I had benefited from another change in American journalism. Thirty years ago, newspapers were experimenting with changing their women's, or society, sections. The Flint Journal's was even called (boys, keep out!)  "For and About Women." They began to mix harder-edge features in with the advice columns and the fashion and society news. Our model in Flint was the Chicago Tribune's Tempo -- and guess what we called our renamed section.

In the late 1970s, the Journal's editor called me into his office:  "You're a good writer," he said,  "but I think you're being wasted in the arts." (All that waste had been so much fun, too.) I was transferred to Tempo, doing long-form features and profiles, while hanging on to my arts beats. Within  a few months, I got my first huge assignment: to profile a triple murderer after his sensational trial. Sentenced to life in the state prison way up in Marquette, he was the linchpin of the story, and we got approval to interview him. I had done extensive preparation, interviewing his friends, family, an ex-girlfriend and the trial judge, so I could make the most of my time with him. The company readily footed the bill for mileage, lodging and meals for me, my wife and our infant son.

The convict had said OK, but what if he clammed up or was hostile once I turned on my tape recorder? Well, as many of my colleagues know, people who have messed up their lives sometimes have a positive mania for self-justification and explanation, so I didn't have to worry. His narrative, which had many moments of pathos and unintentional comedy, flowed  out and filled in all the gaps in the story of 20-some misspent years. "Mike said your story made him look like a fool," his parking-lot attendant brother told me shortly after publication. I guess I must have nailed it, I thought.

And journalism nailed it for me more years than not. The self-perception of newspapers up until the digital age may have been a little complacent. We thought we were paid to decide what was important, interesting or just entertaining; we were fulfilling our obligations to The Reader (an allegorical figure, I suppose, like a character out of Pilgrim's Progress) as long we offered endless variety to fill  the news hole. The  newspaper should present a big banquet, a smorgasbord, to anyone who picks it up. You don't expect the hungry consumer to devour everything, but maybe he or she will try something interesting because it's next to the meat loaf.  And if you keep putting  out the same stuff and notice that nobody is touching the tomato aspic, OK, you remove the tomato aspic.

But you are proud of having set it out there in the first place, and you also are glad you can arrange on the groaning board such an appetizing feast. Of course, that requires the wherewithal to pay for the tempting abundance and compensate the people who prepare it. That depth of resources is a beloved memory in today's media world. The onrush of online competition can't easily be countered. It's ushered in by stunning digital technology and sustained by the public's short attention span and devotion to what each segment already knows and loves.

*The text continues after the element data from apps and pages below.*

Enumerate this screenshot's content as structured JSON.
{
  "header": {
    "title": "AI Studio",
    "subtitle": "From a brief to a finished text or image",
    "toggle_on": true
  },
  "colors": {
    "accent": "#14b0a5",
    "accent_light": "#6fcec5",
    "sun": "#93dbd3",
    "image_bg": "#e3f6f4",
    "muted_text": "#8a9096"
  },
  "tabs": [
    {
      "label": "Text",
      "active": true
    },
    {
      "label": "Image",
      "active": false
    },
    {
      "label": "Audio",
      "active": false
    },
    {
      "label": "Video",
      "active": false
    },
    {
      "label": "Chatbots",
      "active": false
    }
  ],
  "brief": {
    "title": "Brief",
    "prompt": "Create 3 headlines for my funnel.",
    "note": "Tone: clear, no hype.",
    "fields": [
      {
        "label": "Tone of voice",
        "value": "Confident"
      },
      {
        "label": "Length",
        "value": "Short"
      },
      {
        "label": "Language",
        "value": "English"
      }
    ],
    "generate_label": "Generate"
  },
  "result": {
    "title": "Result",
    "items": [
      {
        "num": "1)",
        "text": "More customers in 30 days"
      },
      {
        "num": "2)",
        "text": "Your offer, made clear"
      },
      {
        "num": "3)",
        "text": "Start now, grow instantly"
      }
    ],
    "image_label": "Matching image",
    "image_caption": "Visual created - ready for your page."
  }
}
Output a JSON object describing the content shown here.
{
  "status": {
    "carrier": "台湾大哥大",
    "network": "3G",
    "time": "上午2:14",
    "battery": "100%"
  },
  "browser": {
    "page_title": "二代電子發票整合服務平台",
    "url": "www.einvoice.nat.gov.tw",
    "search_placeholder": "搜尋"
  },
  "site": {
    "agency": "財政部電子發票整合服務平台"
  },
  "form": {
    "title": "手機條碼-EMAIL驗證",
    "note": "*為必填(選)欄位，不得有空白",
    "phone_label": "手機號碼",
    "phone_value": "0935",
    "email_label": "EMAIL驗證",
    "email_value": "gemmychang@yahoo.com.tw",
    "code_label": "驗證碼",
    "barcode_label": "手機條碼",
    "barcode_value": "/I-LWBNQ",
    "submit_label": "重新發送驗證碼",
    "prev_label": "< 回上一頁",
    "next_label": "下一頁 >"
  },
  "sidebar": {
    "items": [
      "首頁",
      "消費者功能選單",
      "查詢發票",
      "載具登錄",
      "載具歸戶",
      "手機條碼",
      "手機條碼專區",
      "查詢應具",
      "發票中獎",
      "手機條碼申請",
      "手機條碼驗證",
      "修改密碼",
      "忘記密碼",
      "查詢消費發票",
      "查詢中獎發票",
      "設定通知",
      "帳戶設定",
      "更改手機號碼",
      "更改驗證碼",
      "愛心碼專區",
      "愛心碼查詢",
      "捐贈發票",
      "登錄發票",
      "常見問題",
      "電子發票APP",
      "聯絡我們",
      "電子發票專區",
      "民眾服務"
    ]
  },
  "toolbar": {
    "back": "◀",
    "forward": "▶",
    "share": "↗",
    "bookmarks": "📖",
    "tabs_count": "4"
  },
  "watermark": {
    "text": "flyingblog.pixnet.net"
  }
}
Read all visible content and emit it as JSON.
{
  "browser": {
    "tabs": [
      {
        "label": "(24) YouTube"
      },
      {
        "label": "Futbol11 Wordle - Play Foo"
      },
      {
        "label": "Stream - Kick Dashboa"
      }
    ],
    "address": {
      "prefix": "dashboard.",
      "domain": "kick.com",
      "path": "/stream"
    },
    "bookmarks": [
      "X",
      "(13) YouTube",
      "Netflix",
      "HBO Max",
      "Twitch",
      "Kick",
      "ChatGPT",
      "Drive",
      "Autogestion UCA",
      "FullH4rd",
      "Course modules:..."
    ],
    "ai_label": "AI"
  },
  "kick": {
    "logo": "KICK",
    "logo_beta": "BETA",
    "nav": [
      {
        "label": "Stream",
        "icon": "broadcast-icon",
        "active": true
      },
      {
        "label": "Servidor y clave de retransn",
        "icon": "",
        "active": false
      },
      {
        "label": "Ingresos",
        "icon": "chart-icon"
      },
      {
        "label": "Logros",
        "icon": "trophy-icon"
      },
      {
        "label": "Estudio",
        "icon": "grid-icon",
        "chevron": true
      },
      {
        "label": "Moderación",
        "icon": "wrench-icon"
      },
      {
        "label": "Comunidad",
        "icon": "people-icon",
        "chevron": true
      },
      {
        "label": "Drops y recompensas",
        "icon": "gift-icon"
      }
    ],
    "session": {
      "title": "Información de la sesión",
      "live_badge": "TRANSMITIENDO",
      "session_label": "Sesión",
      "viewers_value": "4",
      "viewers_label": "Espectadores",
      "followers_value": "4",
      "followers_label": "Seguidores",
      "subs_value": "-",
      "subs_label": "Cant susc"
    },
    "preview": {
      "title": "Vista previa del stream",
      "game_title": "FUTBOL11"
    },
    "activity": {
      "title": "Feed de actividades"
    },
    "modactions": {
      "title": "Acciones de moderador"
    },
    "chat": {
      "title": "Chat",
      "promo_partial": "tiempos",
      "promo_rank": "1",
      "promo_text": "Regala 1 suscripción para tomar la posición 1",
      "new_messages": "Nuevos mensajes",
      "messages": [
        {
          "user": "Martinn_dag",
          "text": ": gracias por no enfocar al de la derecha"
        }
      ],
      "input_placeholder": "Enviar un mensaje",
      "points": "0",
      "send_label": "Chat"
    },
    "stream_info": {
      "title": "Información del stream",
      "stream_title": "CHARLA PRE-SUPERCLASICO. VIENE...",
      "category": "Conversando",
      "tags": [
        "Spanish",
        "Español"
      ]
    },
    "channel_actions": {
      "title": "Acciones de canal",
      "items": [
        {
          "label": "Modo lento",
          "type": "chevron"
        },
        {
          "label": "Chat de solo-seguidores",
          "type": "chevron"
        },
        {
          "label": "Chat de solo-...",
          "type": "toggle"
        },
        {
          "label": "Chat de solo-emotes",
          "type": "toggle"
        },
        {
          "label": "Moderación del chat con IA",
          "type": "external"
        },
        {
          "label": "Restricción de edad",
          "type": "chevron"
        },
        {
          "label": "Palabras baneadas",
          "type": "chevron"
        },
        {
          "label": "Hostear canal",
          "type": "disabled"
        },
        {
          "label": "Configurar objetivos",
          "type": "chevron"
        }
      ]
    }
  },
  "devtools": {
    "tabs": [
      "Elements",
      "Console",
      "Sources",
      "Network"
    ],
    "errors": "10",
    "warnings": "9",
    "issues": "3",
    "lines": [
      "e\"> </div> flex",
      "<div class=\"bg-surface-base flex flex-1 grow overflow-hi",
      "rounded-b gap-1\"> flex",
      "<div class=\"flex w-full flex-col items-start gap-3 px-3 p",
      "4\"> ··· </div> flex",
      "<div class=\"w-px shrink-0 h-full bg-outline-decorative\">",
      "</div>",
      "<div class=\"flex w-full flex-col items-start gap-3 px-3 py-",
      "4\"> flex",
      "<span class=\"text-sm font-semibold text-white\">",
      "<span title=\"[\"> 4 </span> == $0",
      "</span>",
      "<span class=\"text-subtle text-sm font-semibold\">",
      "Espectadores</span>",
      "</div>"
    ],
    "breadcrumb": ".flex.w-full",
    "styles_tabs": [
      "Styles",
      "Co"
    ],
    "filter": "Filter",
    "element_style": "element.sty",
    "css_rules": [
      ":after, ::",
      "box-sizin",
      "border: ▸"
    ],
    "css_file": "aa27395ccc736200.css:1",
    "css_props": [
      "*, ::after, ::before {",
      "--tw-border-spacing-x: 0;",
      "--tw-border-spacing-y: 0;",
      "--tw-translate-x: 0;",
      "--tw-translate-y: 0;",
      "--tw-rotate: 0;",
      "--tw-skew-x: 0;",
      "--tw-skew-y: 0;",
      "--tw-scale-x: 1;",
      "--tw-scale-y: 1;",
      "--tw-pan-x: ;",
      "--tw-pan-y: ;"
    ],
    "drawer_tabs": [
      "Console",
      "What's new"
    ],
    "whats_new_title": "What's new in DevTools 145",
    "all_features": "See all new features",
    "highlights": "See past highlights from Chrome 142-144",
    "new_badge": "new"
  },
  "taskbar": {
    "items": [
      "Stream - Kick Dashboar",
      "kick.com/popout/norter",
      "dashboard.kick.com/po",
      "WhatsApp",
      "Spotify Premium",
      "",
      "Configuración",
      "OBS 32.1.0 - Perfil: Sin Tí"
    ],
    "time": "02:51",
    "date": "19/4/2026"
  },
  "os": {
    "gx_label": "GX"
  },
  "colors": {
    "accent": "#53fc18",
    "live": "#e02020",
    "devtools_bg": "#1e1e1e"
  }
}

Small wonder, then, that journalists in my generation may feel uncomfortably closer to  Mencken's than the one we hope will figure out how to save journalism.